PROBLEM
Among the entries, find the lines with the string "深圳市建筑工务署政府公共工程BIM应用实施纲要" and report them.

AVAILABLE DATA
Start of Block

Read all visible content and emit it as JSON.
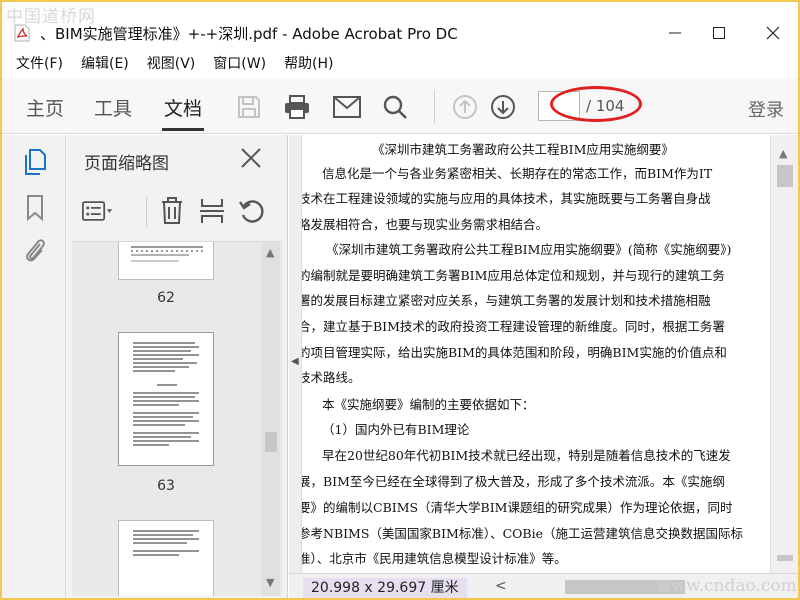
{
  "watermark": {
    "top": "中国道桥网",
    "bottom": "www.cndao.com"
  },
  "window": {
    "title": "、BIM实施管理标准》+-+深圳.pdf - Adobe Acrobat Pro DC"
  },
  "menu": {
    "items": [
      "文件(F)",
      "编辑(E)",
      "视图(V)",
      "窗口(W)",
      "帮助(H)"
    ]
  },
  "toolbar": {
    "tabs": {
      "home": "主页",
      "tools": "工具",
      "document": "文档"
    },
    "page_current": "",
    "page_total": "/ 104",
    "login": "登录"
  },
  "panel": {
    "title": "页面缩略图",
    "thumbnails": [
      {
        "page": "62"
      },
      {
        "page": "63"
      }
    ]
  },
  "document": {
    "lines": [
      "《深圳市建筑工务署政府公共工程BIM应用实施纲要》",
      "信息化是一个与各业务紧密相关、长期存在的常态工作，而BIM作为IT",
      "技术在工程建设领域的实施与应用的具体技术，其实施既要与工务署自身战",
      "略发展相符合，也要与现实业务需求相结合。",
      "《深圳市建筑工务署政府公共工程BIM应用实施纲要》(简称《实施纲要》)",
      "的编制就是要明确建筑工务署BIM应用总体定位和规划，并与现行的建筑工务",
      "署的发展目标建立紧密对应关系，与建筑工务署的发展计划和技术措施相融",
      "合，建立基于BIM技术的政府投资工程建设管理的新维度。同时，根据工务署",
      "的项目管理实际，给出实施BIM的具体范围和阶段，明确BIM实施的价值点和",
      "技术路线。",
      "本《实施纲要》编制的主要依据如下：",
      "（1）国内外已有BIM理论",
      "早在20世纪80年代初BIM技术就已经出现，特别是随着信息技术的飞速发",
      "展，BIM至今已经在全球得到了极大普及，形成了多个技术流派。本《实施纲",
      "要》的编制以CBIMS（清华大学BIM课题组的研究成果）作为理论依据，同时",
      "参考NBIMS（美国国家BIM标准）、COBie（施工运营建筑信息交换数据国际标",
      "准）、北京市《民用建筑信息模型设计标准》等。"
    ]
  },
  "status": {
    "page_size": "20.998 x 29.697 厘米"
  },
  "colors": {
    "accent": "#1a73c8",
    "annotation": "#e02020",
    "frame": "#f2c94c"
  }
}
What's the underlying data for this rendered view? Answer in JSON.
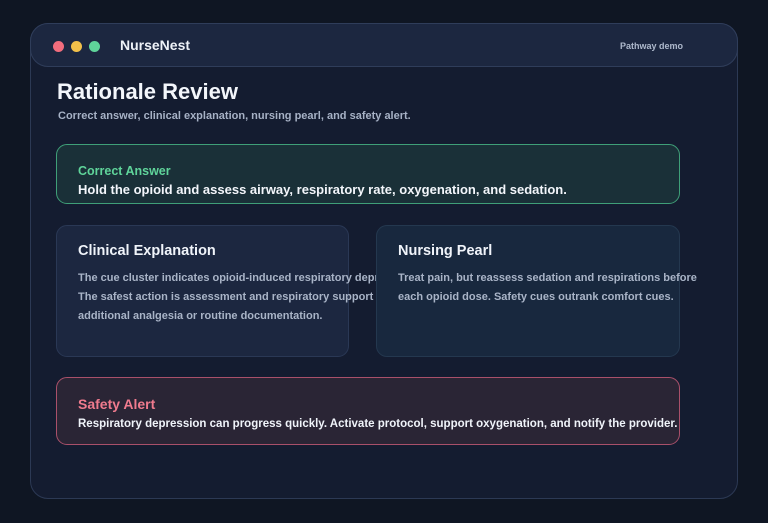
{
  "app": {
    "name": "NurseNest",
    "mode": "Pathway demo"
  },
  "colors": {
    "background": "#0f1623",
    "window": "#141c30",
    "success": "#5fd49a",
    "danger": "#f07b8e",
    "window_control_red": "#f26d7d",
    "window_control_yellow": "#f2c04a",
    "window_control_green": "#5fd49a"
  },
  "page": {
    "title": "Rationale Review",
    "subtitle": "Correct answer, clinical explanation, nursing pearl, and safety alert."
  },
  "correct_answer": {
    "label": "Correct Answer",
    "text": "Hold the opioid and assess airway, respiratory rate, oxygenation, and sedation."
  },
  "clinical_explanation": {
    "heading": "Clinical Explanation",
    "body": "The cue cluster indicates opioid-induced respiratory depression.\nThe safest action is assessment and respiratory support before\nadditional analgesia or routine documentation."
  },
  "nursing_pearl": {
    "heading": "Nursing Pearl",
    "body": "Treat pain, but reassess sedation and respirations before\neach opioid dose. Safety cues outrank comfort cues."
  },
  "safety_alert": {
    "label": "Safety Alert",
    "text": "Respiratory depression can progress quickly. Activate protocol, support oxygenation, and notify the provider."
  }
}
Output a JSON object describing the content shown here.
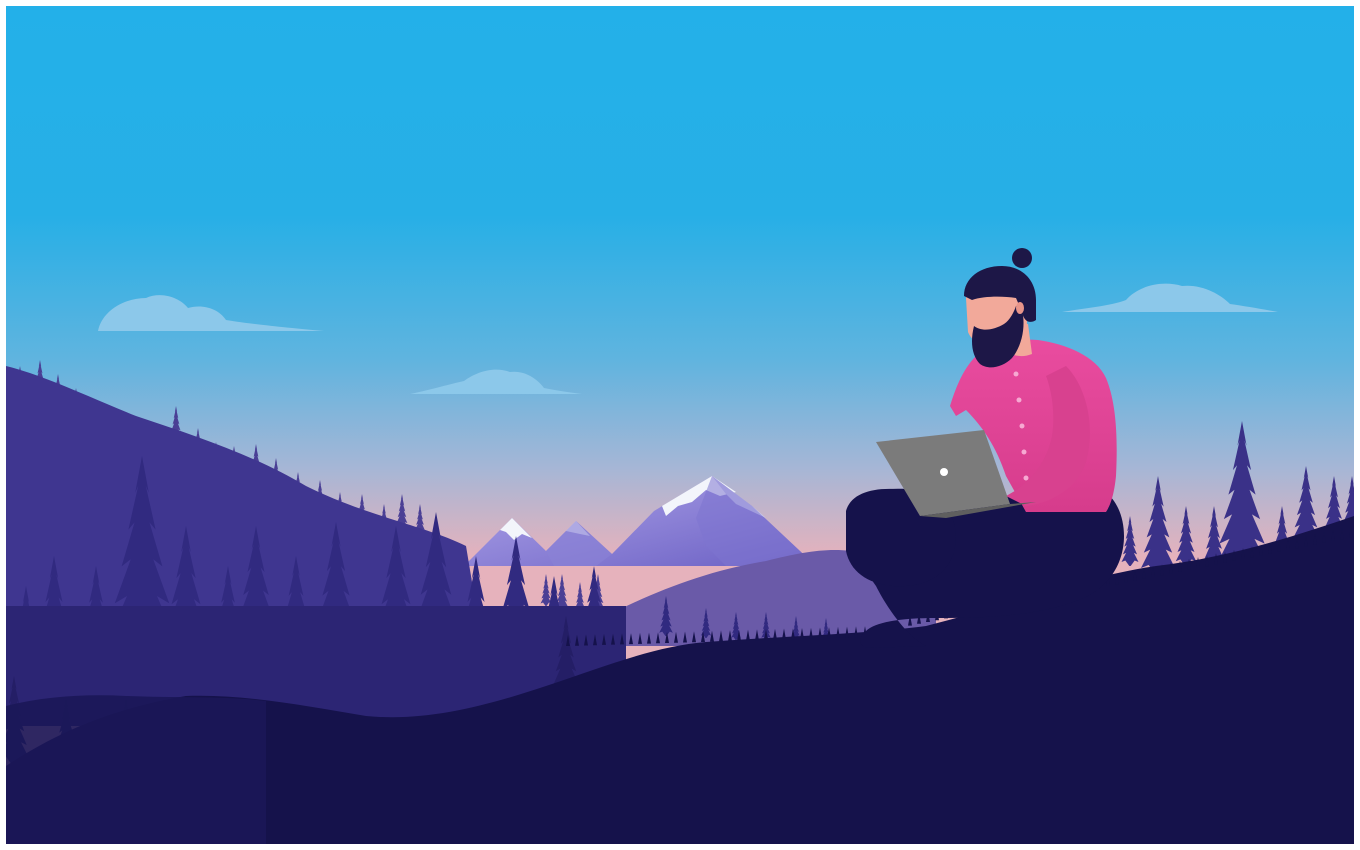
{
  "illustration": {
    "subject": "man-with-laptop-on-hill",
    "colors": {
      "sky_top": "#23b0e9",
      "sky_mid": "#5eb6e0",
      "sky_horizon": "#eab0b8",
      "cloud": "#8cc8ea",
      "snow": "#f3f5fb",
      "mountain_light": "#9a8fe0",
      "mountain_mid": "#6a5fb4",
      "forest_far": "#4a3f95",
      "forest_mid": "#3a3188",
      "forest_near": "#2b2570",
      "ground": "#15124b",
      "shirt": "#e0479a",
      "skin": "#f2a99a",
      "hair": "#1d1747",
      "pants": "#15124b",
      "laptop": "#7b7b7b",
      "laptop_logo": "#ffffff"
    }
  }
}
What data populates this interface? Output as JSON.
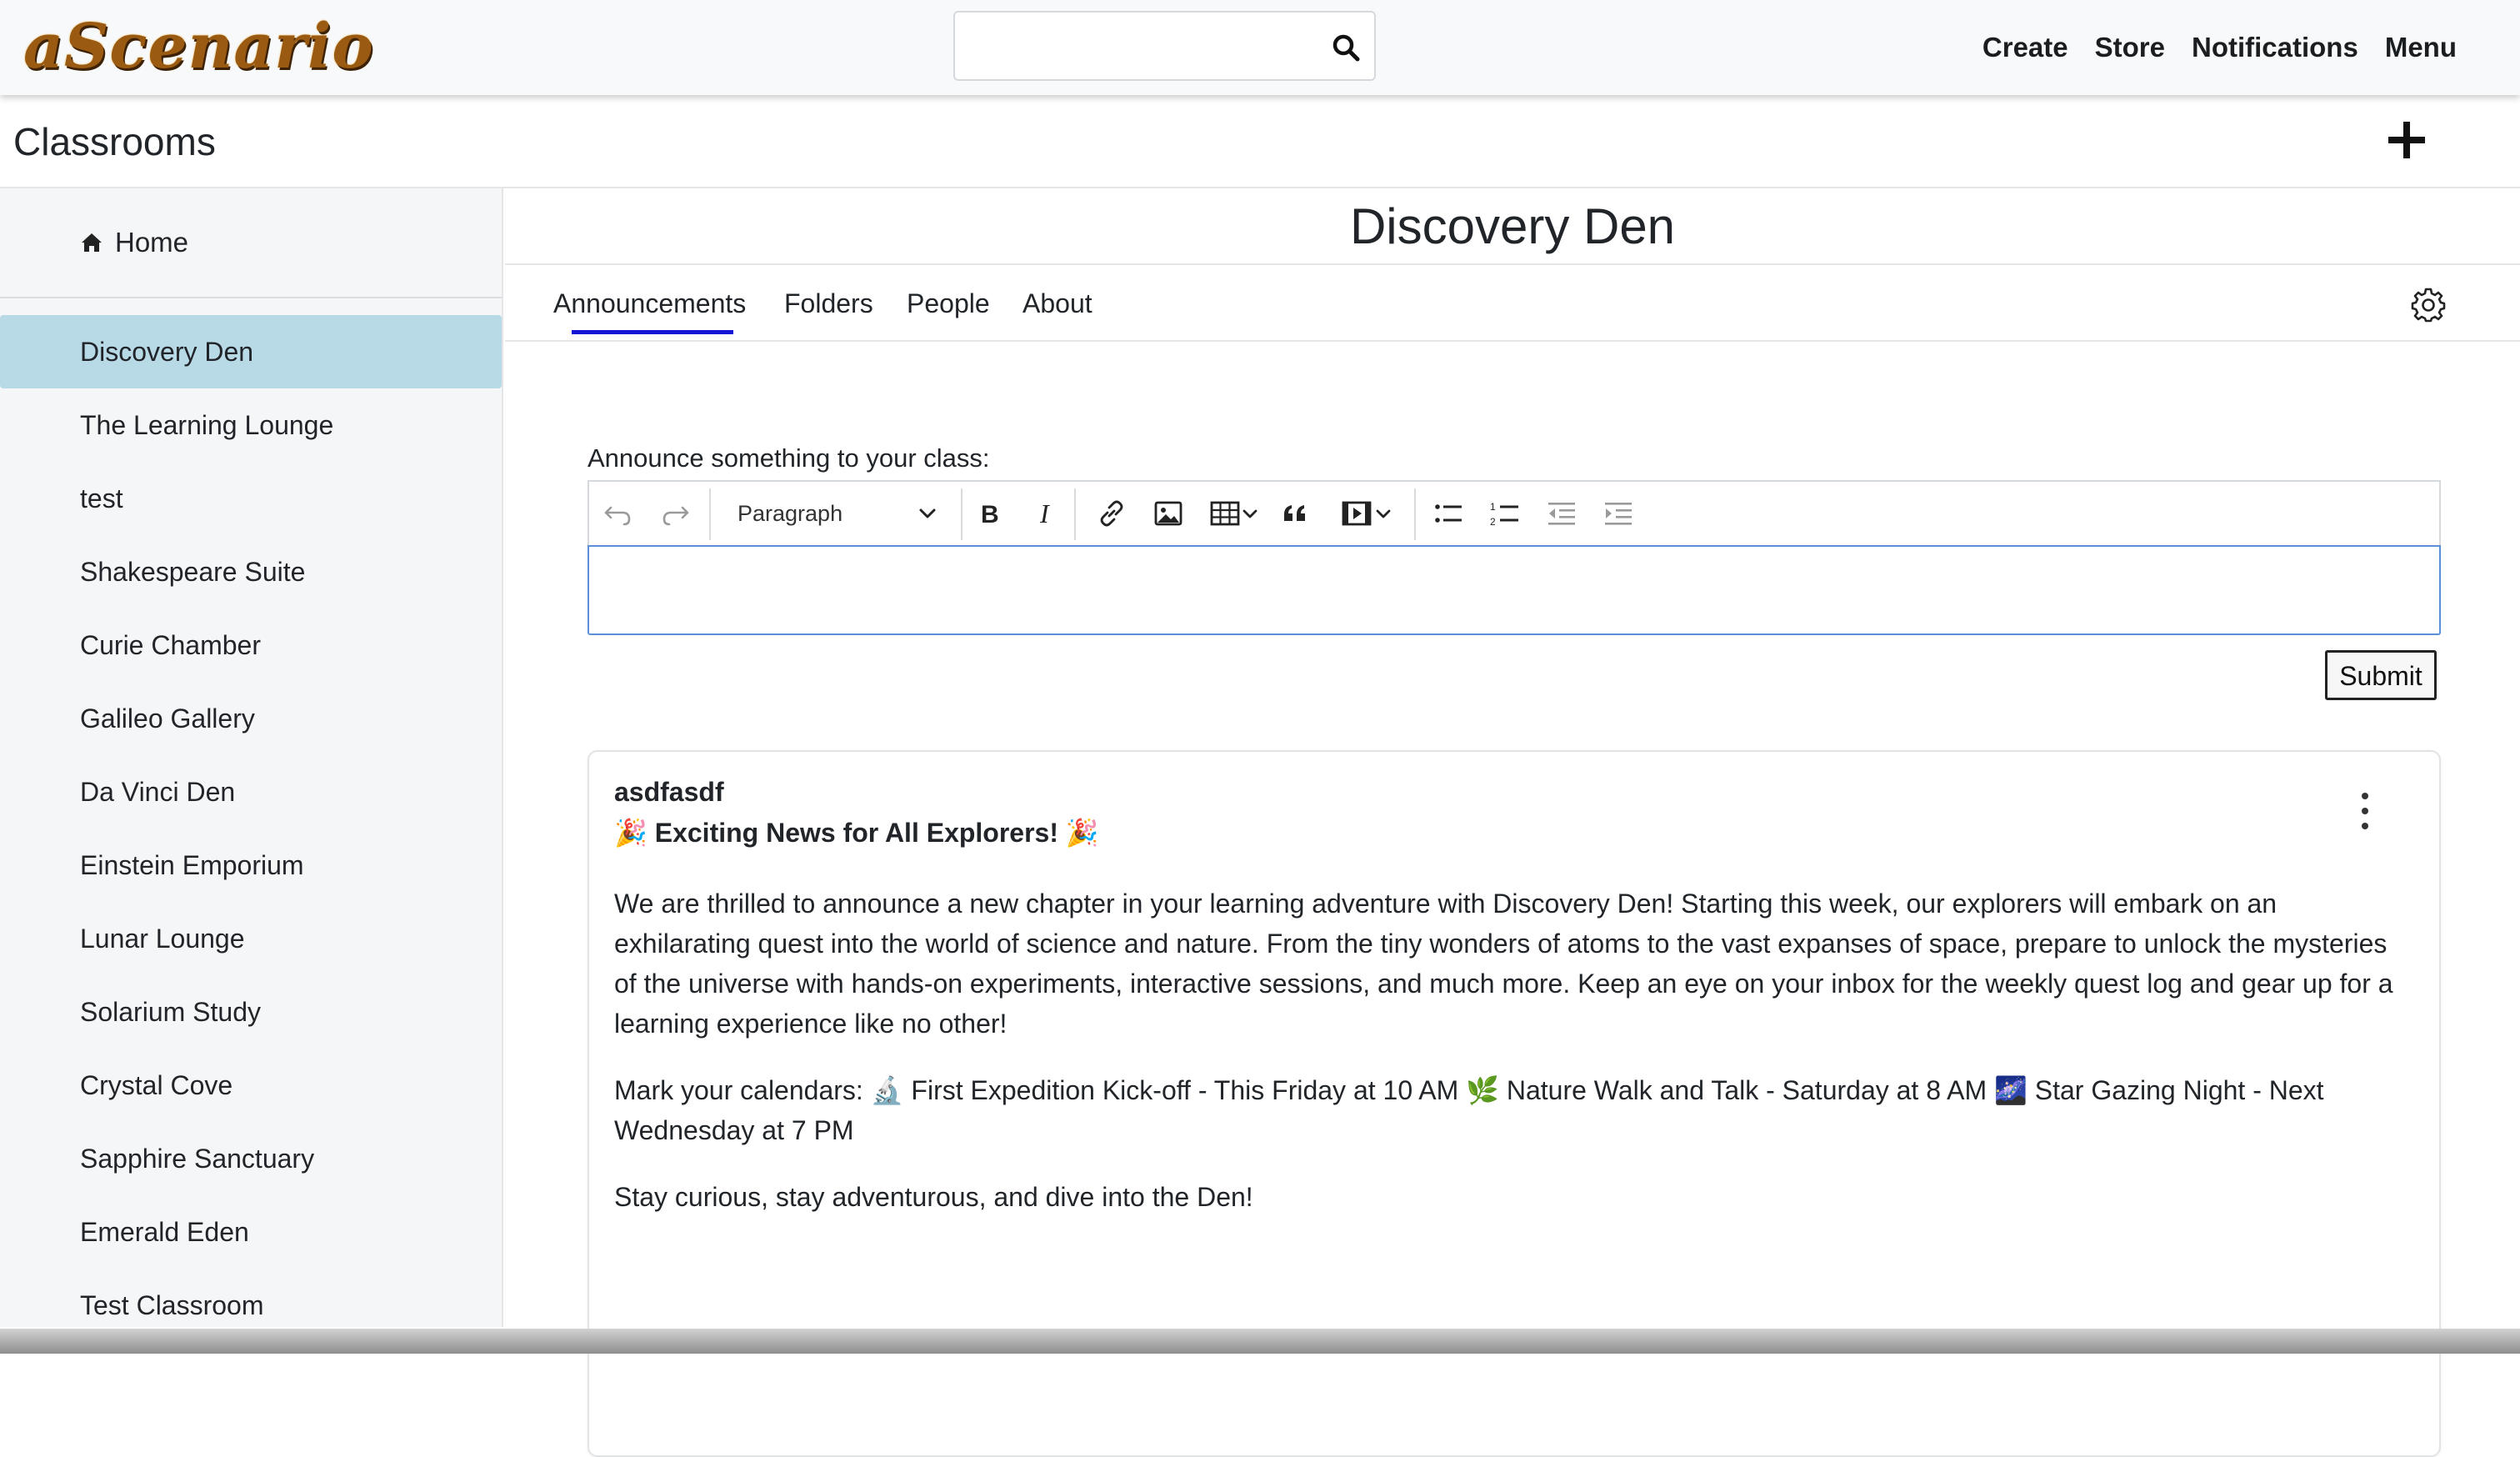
{
  "navbar": {
    "logo_text": "aScenario",
    "search": {
      "value": "",
      "placeholder": ""
    },
    "links": [
      "Create",
      "Store",
      "Notifications",
      "Menu"
    ]
  },
  "page": {
    "title": "Classrooms"
  },
  "sidebar": {
    "home_label": "Home",
    "classes": [
      "Discovery Den",
      "The Learning Lounge",
      "test",
      "Shakespeare Suite",
      "Curie Chamber",
      "Galileo Gallery",
      "Da Vinci Den",
      "Einstein Emporium",
      "Lunar Lounge",
      "Solarium Study",
      "Crystal Cove",
      "Sapphire Sanctuary",
      "Emerald Eden",
      "Test Classroom"
    ],
    "active_index": 0
  },
  "classroom": {
    "title": "Discovery Den",
    "tabs": [
      "Announcements",
      "Folders",
      "People",
      "About"
    ],
    "active_tab": "Announcements"
  },
  "composer": {
    "label": "Announce something to your class:",
    "block_style": "Paragraph",
    "content": "",
    "submit_label": "Submit"
  },
  "post": {
    "author": "asdfasdf",
    "headline": "🎉 Exciting News for All Explorers! 🎉",
    "paragraphs": [
      "We are thrilled to announce a new chapter in your learning adventure with Discovery Den! Starting this week, our explorers will embark on an exhilarating quest into the world of science and nature. From the tiny wonders of atoms to the vast expanses of space, prepare to unlock the mysteries of the universe with hands-on experiments, interactive sessions, and much more. Keep an eye on your inbox for the weekly quest log and gear up for a learning experience like no other!",
      "Mark your calendars: 🔬 First Expedition Kick-off - This Friday at 10 AM 🌿 Nature Walk and Talk - Saturday at 8 AM 🌌 Star Gazing Night - Next Wednesday at 7 PM",
      "Stay curious, stay adventurous, and dive into the Den!"
    ]
  },
  "colors": {
    "navbar_bg": "#f8f9fa",
    "active_class_bg": "#b8dae6",
    "tab_underline": "#1414d4",
    "editor_focus_border": "#5b90d6",
    "logo": "#9a5a12"
  },
  "icons": {
    "search": "search-icon",
    "add": "plus-icon",
    "home": "home-icon",
    "settings": "gear-icon",
    "post_menu": "more-vertical-icon"
  }
}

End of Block

ANSWER TO THE EXERCISE
      "《深圳市建筑工务署政府公共工程BIM应用实施纲要》",
      "《深圳市建筑工务署政府公共工程BIM应用实施纲要》(简称《实施纲要》)",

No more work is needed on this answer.